On our rickshaw tour of the sights of Berlin we briefly took in a stop at Checkpoint Charlie. The Berlin half-marathon was in full swing and it was a little incongruous to see reconstructed guardhouse with actors in uniform waiting to have their phograph taken with you for 1€, with runners streaming past them on both sides.
On the boards near the Checkpoint you can find information about the history of the wall which was finally dismantled in 1989, symbolising the end of the Cold War and the re-unification of Germany. During the Cold war, Berlin was divided into the Allied and Soviet zones with checkpoints Alpha, Bravo and Charlie to control movement between them, and Checkpoint Charlie as the main gateway between East and West Berlin.
Unfortunately, we didn’t have time to stop at the small Haus am Checkpoint Charlie museum, but continued our tour down a long cobbled street past the remnants of the wall. The wall itself looked a rather thin strip of concrete although in many places there were two walls with a no-man’s land in between. The guide pointed out the line of dark stones along the road which signifies where the wall once stood. During the 28 years that the wall encircled West Berlin, 200 people are estimated to have been killed trying to flee from East Germany to West Germany.
As we got to Potsdamer Platz we found a few more sections of painted wall with a thriving tourist industry going on around getting your ‘Visa’ or Passport Stamp for East Berlin. Our girls were entranced by the sales patter from the actors dressed as East German Guards and spent €2 buying their East German ‘Visa’ then posing for photos in front of the sections of wall.

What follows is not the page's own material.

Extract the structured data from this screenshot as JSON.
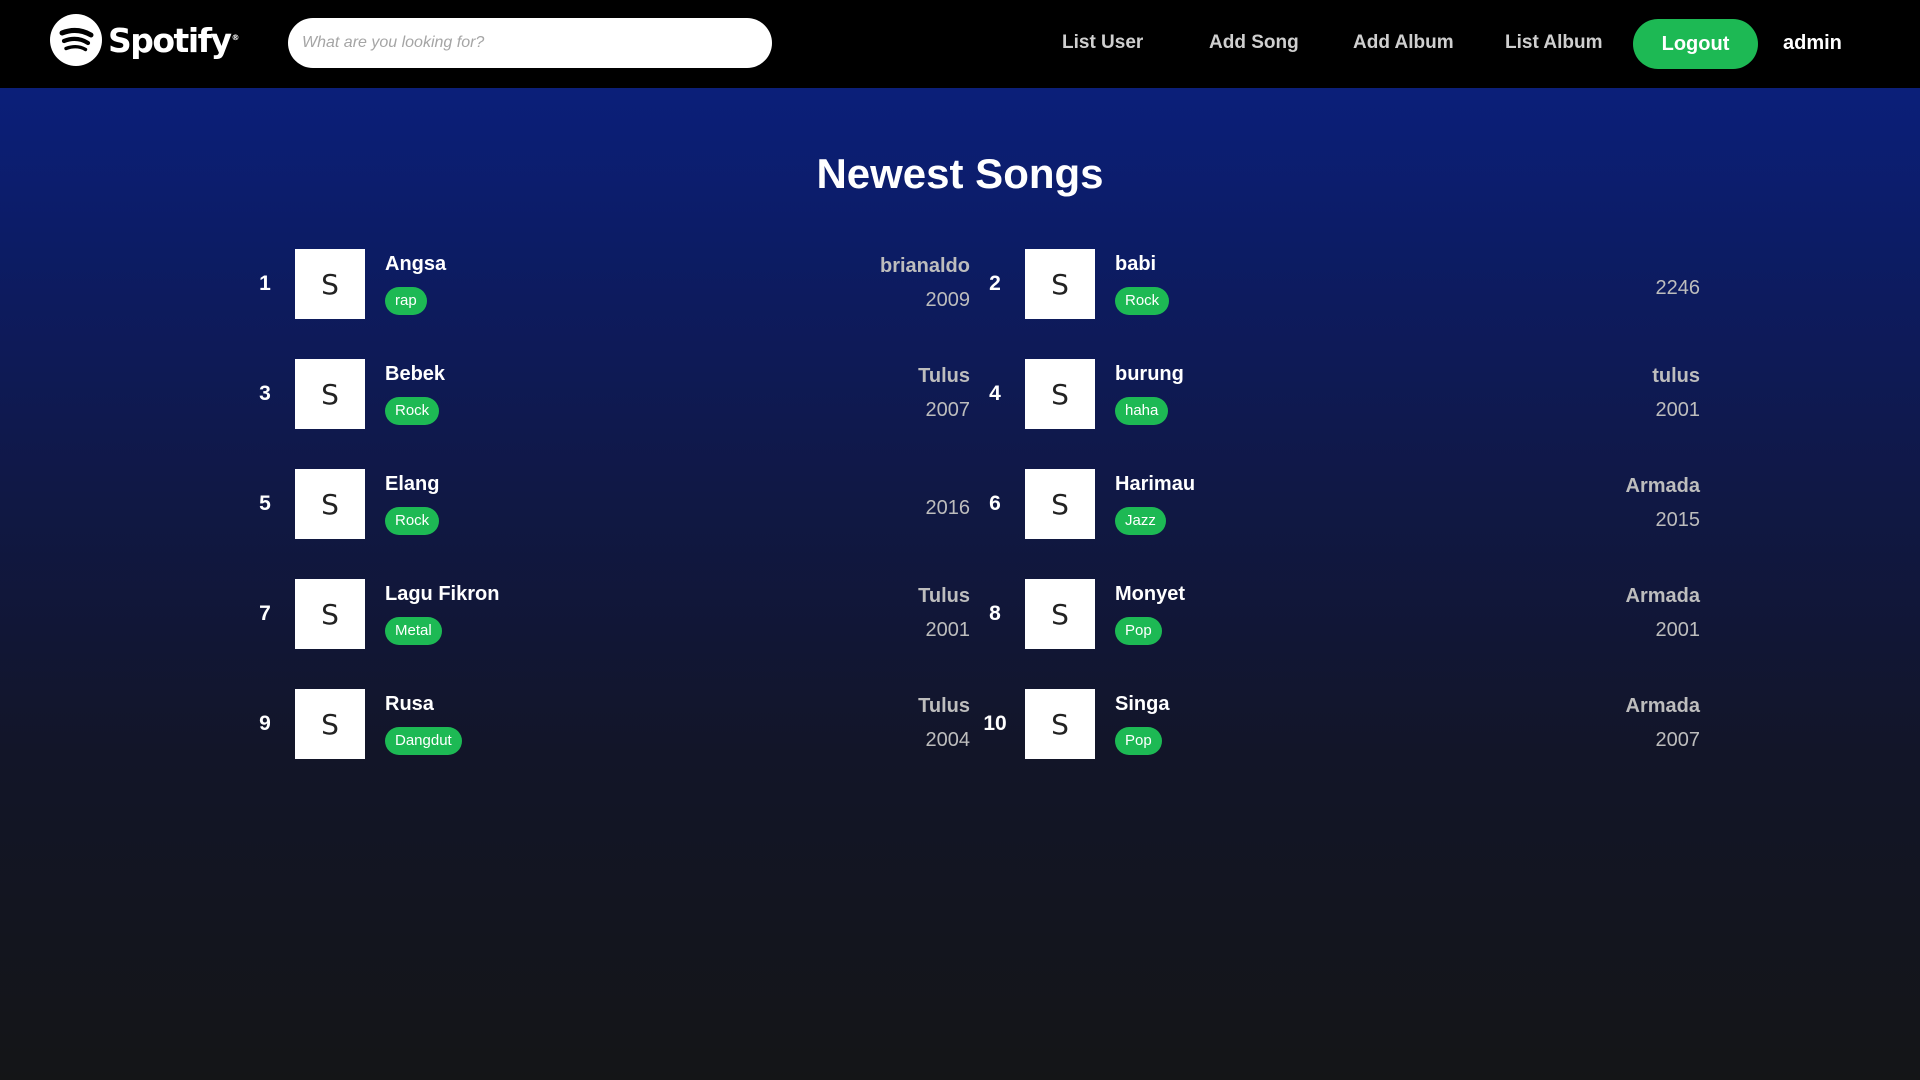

The one place I wanted to see but ran out of time was the East Side Gallery, where a section of wall has been covered with murals by local street-artists and become an out-door gallery. The gallery was created in 1990 and stretches along the river Spree – the nearest station is Ostbahnhof